Well...that was successful. Sort of. Kirei thought ruefully.
The rabbit was most certainly dead, but it was in no shape to be suitable to be brought to Cally's to serve to their guests. She stared at the mangled rabbit for several trills before eating it herself. If she was going to keep hunting until she had something she could bring back to Cally's, she was going to need to keep up her energy.
The next nine attempts were equally unsuccessful. Five of the rabbits escaped completely, and the four she did catch were too mangled to be presentable. She ate those too. The one good thing that came out of the effort was that Kirei was learning how not to hunt. That, and she was now certain that caracals were ambush hunters. They hunted by stalking their prey quietly until they were close enough, then leaping, pouncing, or darting forward in a short run to catch it. That knowledge would be of great help when she tried to hunt without using the caracal's instincts to help her.
Her tenth try was successful in producing a rabbit that she could sell to Cally's. The next three attempts were failures, but after that, she had a lucky streak where she caught six rabbits and a mouse in a row. Four of the rabbits were in good enough shape to be sold to Cally's. By then, all of the prey in the area was aware of her presence, and she couldn't hear a single thing moving around. After a quarter of a break more searching, she decided to take the rabbits she'd caught so far home, and go try another part of the forest.

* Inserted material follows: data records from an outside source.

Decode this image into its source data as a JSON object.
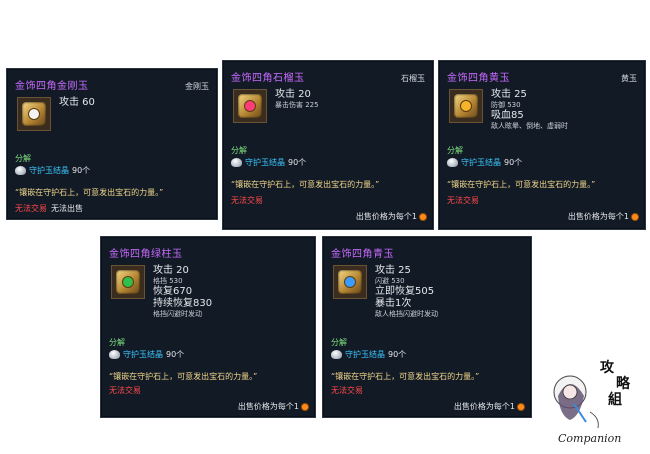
{
  "cards": [
    {
      "title": "金饰四角金刚玉",
      "type": "金刚玉",
      "gem_color": "#f4f4f4",
      "stats": [
        "攻击 60"
      ],
      "decompose": "分解",
      "material": "守护玉结晶",
      "material_count": "90个",
      "desc": "“镶嵌在守护石上，可意发出宝石的力量。”",
      "notrade": "无法交易",
      "extra": "无法出售",
      "sell": ""
    },
    {
      "title": "金饰四角石榴玉",
      "type": "石榴玉",
      "gem_color": "#ff3b7a",
      "stats": [
        "攻击 20",
        "暴击伤害 225"
      ],
      "decompose": "分解",
      "material": "守护玉结晶",
      "material_count": "90个",
      "desc": "“镶嵌在守护石上，可意发出宝石的力量。”",
      "notrade": "无法交易",
      "extra": "",
      "sell": "出售价格为每个1"
    },
    {
      "title": "金饰四角黄玉",
      "type": "黄玉",
      "gem_color": "#f5b42a",
      "stats": [
        "攻击 25",
        "防御 530",
        "吸血85",
        "敌人眩晕、倒地、虚弱时"
      ],
      "decompose": "分解",
      "material": "守护玉结晶",
      "material_count": "90个",
      "desc": "“镶嵌在守护石上，可意发出宝石的力量。”",
      "notrade": "无法交易",
      "extra": "",
      "sell": "出售价格为每个1"
    },
    {
      "title": "金饰四角绿柱玉",
      "type": "",
      "gem_color": "#2fbf4a",
      "stats": [
        "攻击 20",
        "格挡 530",
        "恢复670",
        "持续恢复830",
        "格挡闪避时发动"
      ],
      "decompose": "分解",
      "material": "守护玉结晶",
      "material_count": "90个",
      "desc": "“镶嵌在守护石上，可意发出宝石的力量。”",
      "notrade": "无法交易",
      "extra": "",
      "sell": "出售价格为每个1"
    },
    {
      "title": "金饰四角青玉",
      "type": "",
      "gem_color": "#3a9cff",
      "stats": [
        "攻击 25",
        "闪避 530",
        "立即恢复505",
        "暴击1次",
        "敌人格挡闪避时发动"
      ],
      "decompose": "分解",
      "material": "守护玉结晶",
      "material_count": "90个",
      "desc": "“镶嵌在守护石上，可意发出宝石的力量。”",
      "notrade": "无法交易",
      "extra": "",
      "sell": "出售价格为每个1"
    }
  ],
  "watermark": {
    "text": "Companion",
    "chars": [
      "攻",
      "略",
      "組"
    ]
  }
}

It was the right decision to make. After five breaks more, she had another three rabbits that were in good enough shape to be sold to Cally's, and a fourth that was not, but that could be given to Aiden to make a rabbit stew out of for her family. Kirei was ready to call it a trial, so she gathered up the rabbits she'd caught, and started to make her way home.
As she passed by a bush, three good sized birds exploded into the air. By the time Kirei's startled mind recognized them as game hens, her instincts had taken over, dropped the rabbits she'd been carrying, and leaped into the air. Her body twisted in mid air to allow her to change position as the bird closest to her changed direction. And it worked. As she landed next to the corpse of the bird, she couldn't help but think that she had seen acrobats with less ability than her body's instincts had just shown. It reminded her of all the times she had seen her cat twist in mid air as it pounced on the shadows it loved to hunt. Her cat was an acrobat, and it seemed that caracals could be, too.

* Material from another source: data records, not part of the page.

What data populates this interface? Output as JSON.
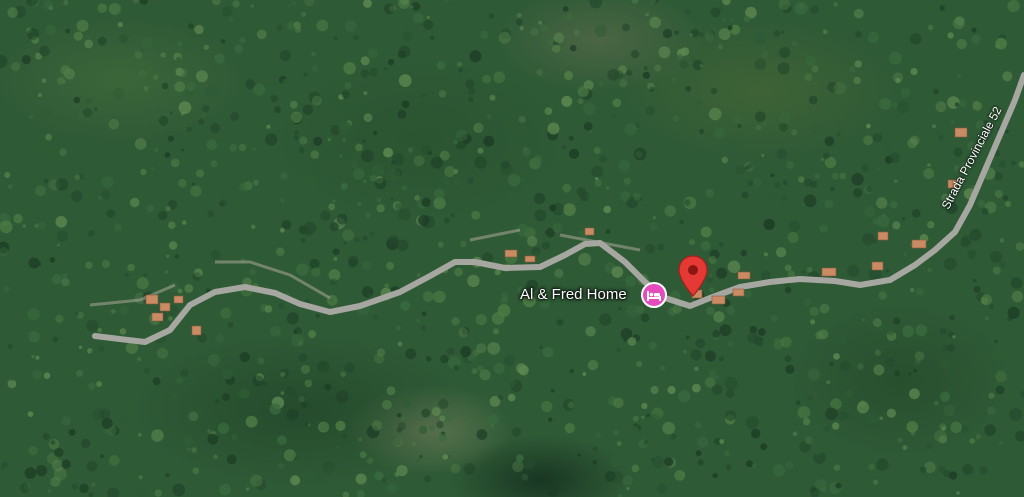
{
  "map": {
    "view": "satellite",
    "road_label": "Strada Provinciale 52",
    "poi": {
      "name": "Al & Fred Home",
      "category_icon": "hotel-bed-icon",
      "color": "#e64bbd"
    },
    "pin": {
      "icon": "location-pin-icon",
      "color": "#e53935"
    }
  }
}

That's certainly a handy skill to have if birds are part of your diet. she mused.
And it would probably be good for hunting prey that was hiding among rocks, too.
Kirei made her way home slowly, carrying the prey she had caught. She felt that she had learned a lot from giving herself over to her new form's instincts, and watching the caracal hunt. But it would take time for her to process everything that she had learned, and she knew that she was nowhere near ready to try hunting on her own yet.